Jennifer Maiden's The Fox Petition: New Poems (Giramondo) conjures foxes 'whose eyes were ghosts with pity' and foxes of language that transform the world's headlinesMore
The slap that I wanted to deliver with that book was to a culture in Australia that had literally made me sick, sick to the stomach. A middle class culture that struck me as incredibly selfish and ungenerous … I wanted to try and write a book ... that represented that culture. And to do that, honestly, I had to put myself in the middle of it. I also had to put my Greekness in the mid ... More
Book reviewing and its provocateurs: 'What single development would most improve the Australian critical culture?'
Last month in Melbourne, a group of book reviewers and literary editors took part in a conference organised by Monash University’s Centre for the Book. There were more than thirty short papers, or ‘provocations’, as they were styled. Our Editor lamented the low or non-payment of some reviewers (especially youn ... More

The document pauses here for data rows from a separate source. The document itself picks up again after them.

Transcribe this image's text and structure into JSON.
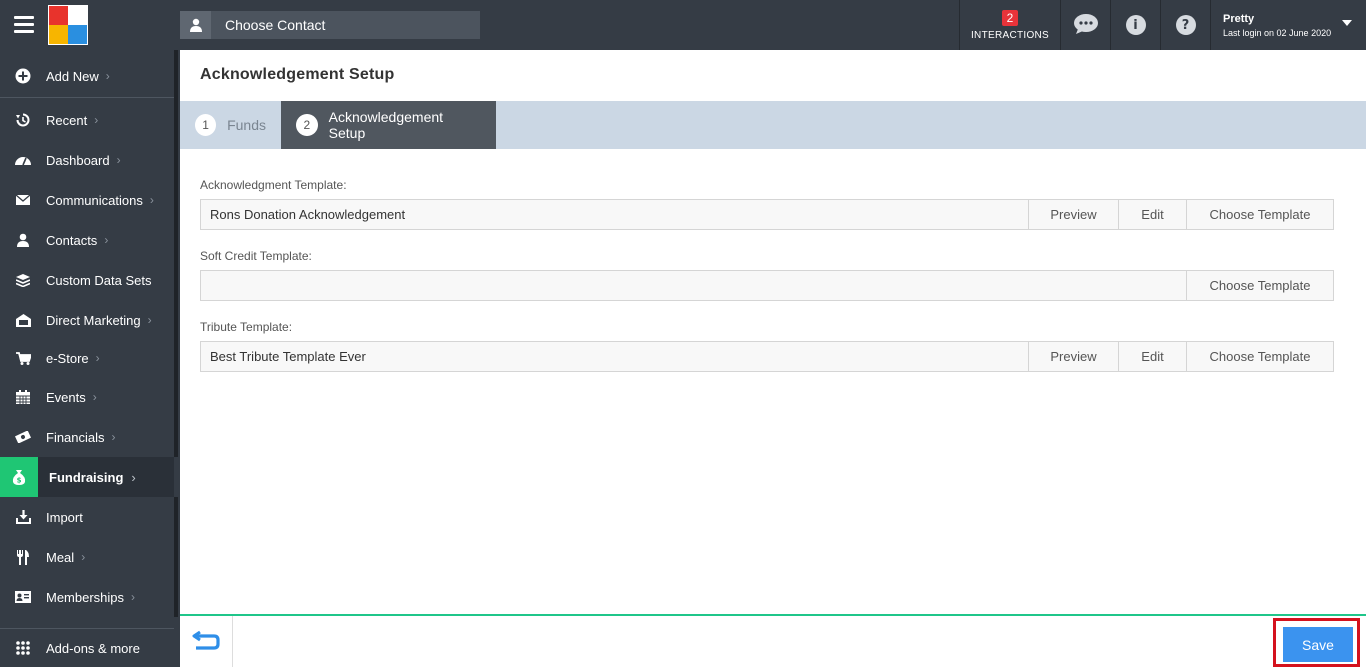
{
  "topbar": {
    "contact_placeholder": "Choose Contact",
    "interactions_count": "2",
    "interactions_label": "INTERACTIONS",
    "user_name": "Pretty",
    "last_login": "Last login on 02 June 2020",
    "icons": [
      "chat-icon",
      "info-icon",
      "help-icon"
    ]
  },
  "sidebar": {
    "add_new": "Add New",
    "items": [
      {
        "label": "Recent",
        "icon": "history-icon"
      },
      {
        "label": "Dashboard",
        "icon": "dashboard-icon"
      },
      {
        "label": "Communications",
        "icon": "envelope-icon"
      },
      {
        "label": "Contacts",
        "icon": "user-icon"
      },
      {
        "label": "Custom Data Sets",
        "icon": "layers-icon"
      },
      {
        "label": "Direct Marketing",
        "icon": "mailbox-icon"
      },
      {
        "label": "e-Store",
        "icon": "cart-icon"
      },
      {
        "label": "Events",
        "icon": "calendar-icon"
      },
      {
        "label": "Financials",
        "icon": "money-icon"
      },
      {
        "label": "Fundraising",
        "icon": "money-bag-icon"
      },
      {
        "label": "Import",
        "icon": "import-icon"
      },
      {
        "label": "Meal",
        "icon": "cutlery-icon"
      },
      {
        "label": "Memberships",
        "icon": "id-card-icon"
      }
    ],
    "addons": "Add-ons & more"
  },
  "main": {
    "title": "Acknowledgement Setup",
    "steps": [
      {
        "num": "1",
        "label": "Funds"
      },
      {
        "num": "2",
        "label": "Acknowledgement Setup"
      }
    ],
    "fields": {
      "ack": {
        "label": "Acknowledgment Template:",
        "value": "Rons Donation Acknowledgement"
      },
      "soft": {
        "label": "Soft Credit Template:",
        "value": ""
      },
      "tribute": {
        "label": "Tribute Template:",
        "value": "Best Tribute Template Ever"
      }
    },
    "buttons": {
      "preview": "Preview",
      "edit": "Edit",
      "choose": "Choose Template"
    }
  },
  "footer": {
    "save": "Save"
  },
  "colors": {
    "topbar": "#353c45",
    "accent_green": "#1fc674",
    "save_blue": "#3b93ef",
    "highlight_red": "#d4121e",
    "badge_red": "#e8333a"
  }
}
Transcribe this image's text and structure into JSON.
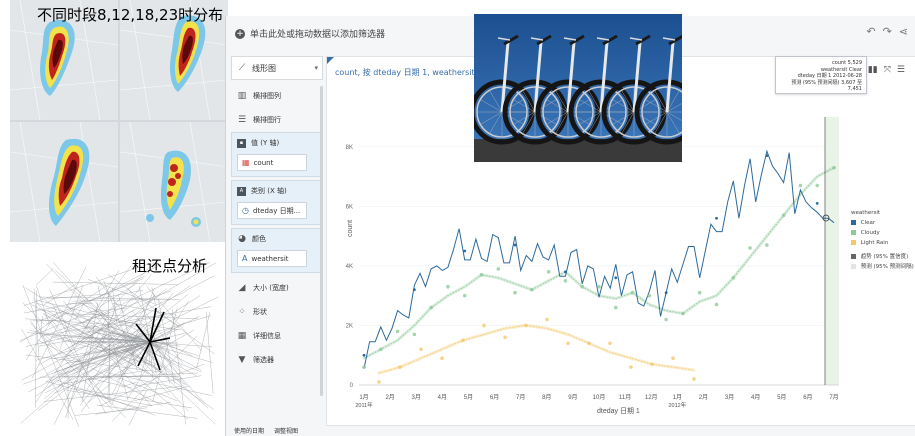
{
  "captions": {
    "heatmap": "不同时段8,12,18,23时分布",
    "network": "租还点分析"
  },
  "toolbar": {
    "add_filter": "单击此处或拖动数据以添加筛选器",
    "undo_icon": "undo-icon",
    "redo_icon": "redo-icon",
    "share_icon": "share-icon"
  },
  "viz_type": {
    "label": "线形图"
  },
  "shelves": {
    "columns": "横排图列",
    "rows": "横排图行",
    "value_header": "值 (Y 轴)",
    "value_pill": "count",
    "category_header": "类别 (X 轴)",
    "category_pill": "dteday 日期...",
    "color_header": "颜色",
    "color_pill": "weathersit",
    "size": "大小 (宽度)",
    "shape": "形状",
    "detail": "详细信息",
    "filter": "筛选器"
  },
  "chart": {
    "title": "count, 按 dteday 日期 1, weathersit"
  },
  "tooltip": {
    "line1": "count  5,529",
    "line2": "weathersit  Clear",
    "line3": "dteday 日期 1  2012-06-28",
    "line4": "预测 (95% 预测间隔)  3,607 至 7,451"
  },
  "legend": {
    "title": "weathersit",
    "items": [
      {
        "label": "Clear",
        "color": "#2c6a9b"
      },
      {
        "label": "Cloudy",
        "color": "#8fc99a"
      },
      {
        "label": "Light Rain",
        "color": "#f2c86e"
      }
    ],
    "trend": "趋势 (95% 置信度)",
    "forecast": "预测 (95% 预测间隔)"
  },
  "bottom": {
    "tab1": "使用的日期",
    "tab2": "调整视图"
  },
  "chart_data": {
    "type": "line",
    "xlabel": "dteday 日期 1",
    "ylabel": "count",
    "ylim": [
      0,
      9000
    ],
    "y_ticks": [
      "0",
      "2K",
      "4K",
      "6K",
      "8K"
    ],
    "x_ticks": [
      "1月",
      "2月",
      "3月",
      "4月",
      "5月",
      "6月",
      "7月",
      "8月",
      "9月",
      "10月",
      "11月",
      "12月",
      "1月",
      "2月",
      "3月",
      "4月",
      "5月",
      "6月",
      "7月"
    ],
    "x_year_labels": [
      "2011年",
      "2012年"
    ],
    "series": [
      {
        "name": "Clear",
        "color": "#2c6a9b",
        "values": [
          1000,
          1600,
          1300,
          1500,
          1800,
          1900,
          2200,
          2800,
          2400,
          3200,
          3300,
          3600,
          3900,
          3700,
          4300,
          4100,
          4400,
          4800,
          4500,
          4200,
          4600,
          4700,
          4300,
          4900,
          4500,
          4400,
          4100,
          4700,
          4300,
          4500,
          4000,
          4300,
          4600,
          4200,
          4400,
          4100,
          3800,
          4300,
          4100,
          3700,
          4000,
          3600,
          3400,
          3800,
          3100,
          3600,
          3300,
          3700,
          3500,
          3200,
          2800,
          3000,
          3400,
          2600,
          3100,
          3600,
          3900,
          4200,
          4500,
          4200,
          3900,
          4500,
          5100,
          5600,
          5300,
          6000,
          6400,
          5900,
          6700,
          7300,
          6600,
          7200,
          7700,
          6900,
          7400,
          6800,
          7500,
          6200,
          6700,
          6000,
          5500,
          6100,
          5600,
          5300,
          5900
        ]
      },
      {
        "name": "Cloudy",
        "color": "#8fc99a",
        "values": [
          900,
          1200,
          1500,
          2000,
          2600,
          3000,
          3300,
          3700,
          3600,
          3400,
          3200,
          3500,
          3800,
          3300,
          3000,
          2900,
          3100,
          2700,
          2500,
          2400,
          2800,
          3000,
          3600,
          4300,
          5000,
          5700,
          6400,
          7000,
          7300
        ]
      },
      {
        "name": "Light Rain",
        "color": "#f2c86e",
        "values": [
          400,
          600,
          900,
          1200,
          1500,
          1700,
          1900,
          2000,
          1900,
          1700,
          1400,
          1100,
          900,
          700,
          600,
          500
        ]
      }
    ]
  }
}
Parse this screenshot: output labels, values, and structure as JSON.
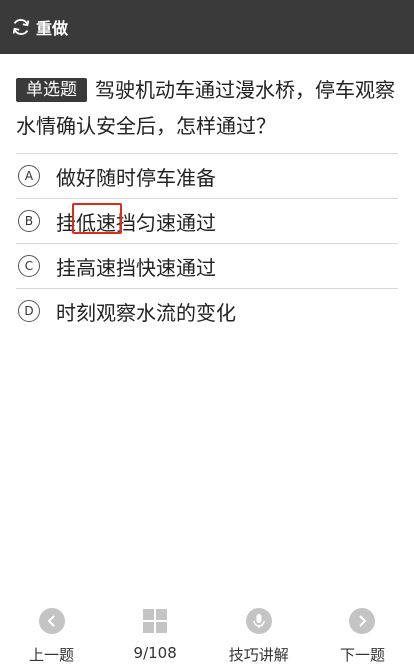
{
  "header": {
    "redo_label": "重做"
  },
  "question": {
    "type_label": "单选题",
    "text": "驾驶机动车通过漫水桥，停车观察水情确认安全后，怎样通过？"
  },
  "options": [
    {
      "letter": "A",
      "text": "做好随时停车准备"
    },
    {
      "letter": "B",
      "text": "挂低速挡匀速通过"
    },
    {
      "letter": "C",
      "text": "挂高速挡快速通过"
    },
    {
      "letter": "D",
      "text": "时刻观察水流的变化"
    }
  ],
  "highlight": {
    "color": "#e02a1a"
  },
  "bottom_nav": {
    "prev_label": "上一题",
    "progress": "9/108",
    "tips_label": "技巧讲解",
    "next_label": "下一题"
  },
  "colors": {
    "header_bg": "#3a3a3a",
    "icon_gray": "#c4c4c4"
  }
}
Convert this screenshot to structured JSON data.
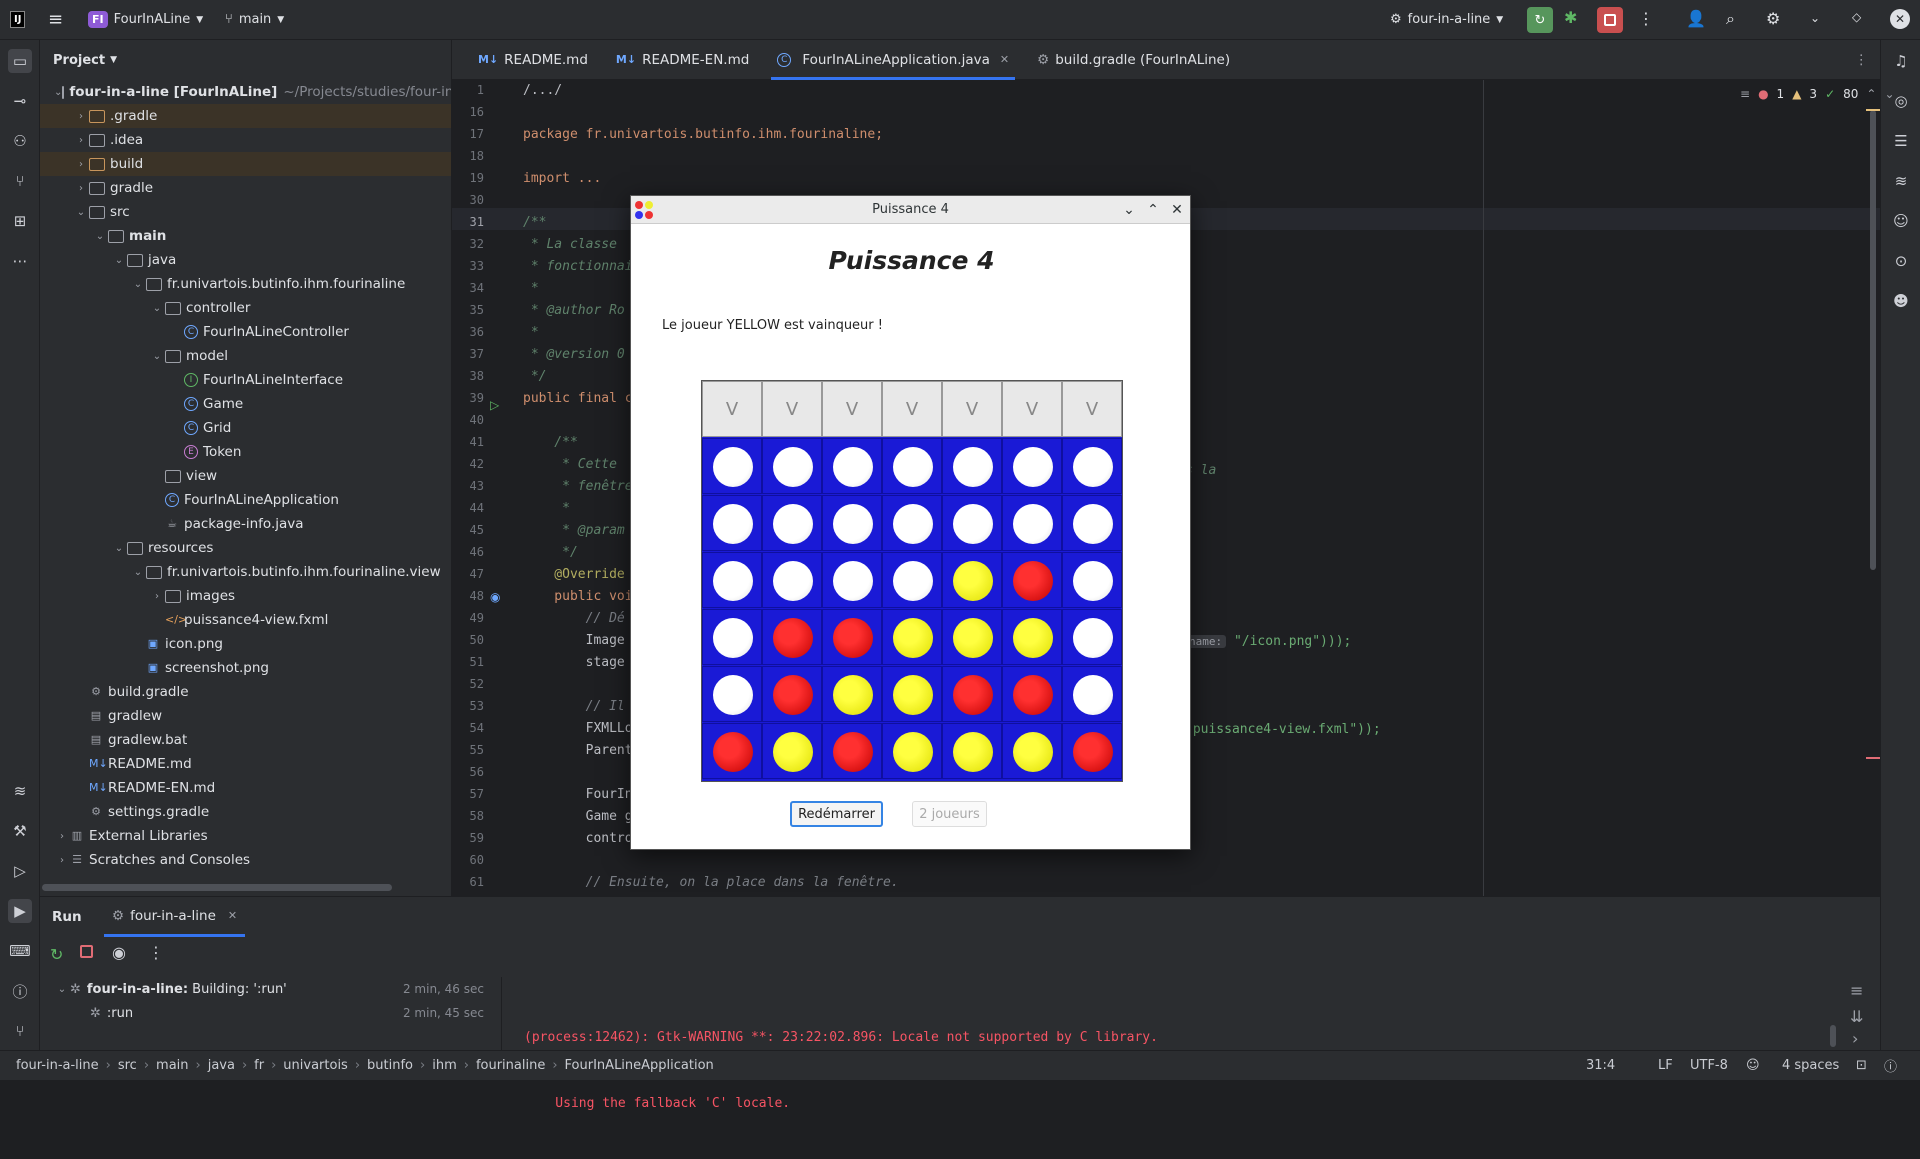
{
  "topbar": {
    "project_badge": "FI",
    "project_name": "FourInALine",
    "branch": "main",
    "run_config": "four-in-a-line"
  },
  "project_panel": {
    "title": "Project",
    "rows": [
      {
        "label": "four-in-a-line [FourInALine]",
        "extra": "~/Projects/studies/four-in-a"
      },
      {
        "label": ".gradle"
      },
      {
        "label": ".idea"
      },
      {
        "label": "build"
      },
      {
        "label": "gradle"
      },
      {
        "label": "src"
      },
      {
        "label": "main"
      },
      {
        "label": "java"
      },
      {
        "label": "fr.univartois.butinfo.ihm.fourinaline"
      },
      {
        "label": "controller"
      },
      {
        "label": "FourInALineController"
      },
      {
        "label": "model"
      },
      {
        "label": "FourInALineInterface"
      },
      {
        "label": "Game"
      },
      {
        "label": "Grid"
      },
      {
        "label": "Token"
      },
      {
        "label": "view"
      },
      {
        "label": "FourInALineApplication"
      },
      {
        "label": "package-info.java"
      },
      {
        "label": "resources"
      },
      {
        "label": "fr.univartois.butinfo.ihm.fourinaline.view"
      },
      {
        "label": "images"
      },
      {
        "label": "puissance4-view.fxml"
      },
      {
        "label": "icon.png"
      },
      {
        "label": "screenshot.png"
      },
      {
        "label": "build.gradle"
      },
      {
        "label": "gradlew"
      },
      {
        "label": "gradlew.bat"
      },
      {
        "label": "README.md"
      },
      {
        "label": "README-EN.md"
      },
      {
        "label": "settings.gradle"
      },
      {
        "label": "External Libraries"
      },
      {
        "label": "Scratches and Consoles"
      }
    ]
  },
  "tabs": [
    "README.md",
    "README-EN.md",
    "FourInALineApplication.java",
    "build.gradle (FourInALine)"
  ],
  "inspections": {
    "errors": "1",
    "warnings": "3",
    "ok": "80"
  },
  "code_lines": [
    {
      "n": "1",
      "t": "/.../"
    },
    {
      "n": "16",
      "t": ""
    },
    {
      "n": "17",
      "t": "package fr.univartois.butinfo.ihm.fourinaline;"
    },
    {
      "n": "18",
      "t": ""
    },
    {
      "n": "19",
      "t": "import ..."
    },
    {
      "n": "30",
      "t": ""
    },
    {
      "n": "31",
      "t": "/**"
    },
    {
      "n": "32",
      "t": " * La classe "
    },
    {
      "n": "33",
      "t": " * fonctionnai"
    },
    {
      "n": "34",
      "t": " *"
    },
    {
      "n": "35",
      "t": " * @author Ro"
    },
    {
      "n": "36",
      "t": " *"
    },
    {
      "n": "37",
      "t": " * @version 0"
    },
    {
      "n": "38",
      "t": " */"
    },
    {
      "n": "39",
      "t": "public final c"
    },
    {
      "n": "40",
      "t": ""
    },
    {
      "n": "41",
      "t": "    /**"
    },
    {
      "n": "42",
      "t": "     * Cette "
    },
    {
      "n": "43",
      "t": "     * fenêtre"
    },
    {
      "n": "44",
      "t": "     *"
    },
    {
      "n": "45",
      "t": "     * @param"
    },
    {
      "n": "46",
      "t": "     */"
    },
    {
      "n": "47",
      "t": "    @Override"
    },
    {
      "n": "48",
      "t": "    public voi"
    },
    {
      "n": "49",
      "t": "        // Dé"
    },
    {
      "n": "50",
      "t": "        Image"
    },
    {
      "n": "51",
      "t": "        stage"
    },
    {
      "n": "52",
      "t": ""
    },
    {
      "n": "53",
      "t": "        // Il"
    },
    {
      "n": "54",
      "t": "        FXMLLo"
    },
    {
      "n": "55",
      "t": "        Parent"
    },
    {
      "n": "56",
      "t": ""
    },
    {
      "n": "57",
      "t": "        FourIn"
    },
    {
      "n": "58",
      "t": "        Game g"
    },
    {
      "n": "59",
      "t": "        contro"
    },
    {
      "n": "60",
      "t": ""
    },
    {
      "n": "61",
      "t": "        // Ensuite, on la place dans la fenêtre."
    }
  ],
  "code_right": {
    "line42": "s la",
    "line50_hint": "name:",
    "line50": "\"/icon.png\")));",
    "line54": "\"puissance4-view.fxml\"));"
  },
  "dialog": {
    "window_title": "Puissance 4",
    "heading": "Puissance 4",
    "status": "Le joueur YELLOW est vainqueur !",
    "column_label": "V",
    "restart": "Redémarrer",
    "players": "2 joueurs",
    "grid": [
      [
        "white",
        "white",
        "white",
        "white",
        "white",
        "white",
        "white"
      ],
      [
        "white",
        "white",
        "white",
        "white",
        "white",
        "white",
        "white"
      ],
      [
        "white",
        "white",
        "white",
        "white",
        "yellow",
        "red",
        "white"
      ],
      [
        "white",
        "red",
        "red",
        "yellow",
        "yellow",
        "yellow",
        "white"
      ],
      [
        "white",
        "red",
        "yellow",
        "yellow",
        "red",
        "red",
        "white"
      ],
      [
        "red",
        "yellow",
        "red",
        "yellow",
        "yellow",
        "yellow",
        "red"
      ]
    ]
  },
  "run_panel": {
    "tab_run": "Run",
    "tab_config": "four-in-a-line",
    "tree": [
      {
        "label": "four-in-a-line:",
        "detail": "Building: ':run'",
        "time": "2 min, 46 sec"
      },
      {
        "label": ":run",
        "time": "2 min, 45 sec"
      }
    ],
    "console": [
      "(process:12462): Gtk-WARNING **: 23:22:02.896: Locale not supported by C library.",
      "    Using the fallback 'C' locale."
    ]
  },
  "statusbar": {
    "crumbs": [
      "four-in-a-line",
      "src",
      "main",
      "java",
      "fr",
      "univartois",
      "butinfo",
      "ihm",
      "fourinaline",
      "FourInALineApplication"
    ],
    "position": "31:4",
    "line_sep": "LF",
    "encoding": "UTF-8",
    "indent": "4 spaces"
  }
}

When Richard Flanagan won the 2014 Man Booker Prize for his sixth novel, The Narrow Road to the Deep North, it was not the first time that he had won an international fiction prize; his third novel, Gould's Book of Fish (2001), won the Commonwealth Writers Prize in 2002. Nor was it the first time that one of his novels had caused deep division amon ... More
In 1978, Australia’s two most coveted national literary prizes of the time were both won by women: Helen Garner’s first novel Monkey Grip (1977) won the National Book Council Award for fiction, and the Miles Franklin Literary Award was won by Tirra Lirra by the River (1978), Jessica Anderson’s fourth novel. Both of these books have since become c ... More
When the polio epidemics at the hinge of the twentieth century were catching hundreds of Australian children and adults in their web of pathogens, a pub in suburban Perth called ‘The Golden Age’ was converted – with its name unchanged – into a convalescent home for children who were recovering from polio but still unready to go back into the world. Joan Lond ... More
Kerryn Goldsworthy admires Margaret Atwood’s depth of intellect as revealed in MaddAddam, the concluding sequel to Oryx and Crake and The Year of the Flood.More
Why do you write?
Because I’m a compulsive communicator. I also like structure and making things, so making sentences out of words and paragraphs out of sentences seems the obvious way of making sense of the world.
Are you a vivid dreamer?
Occasionally ... More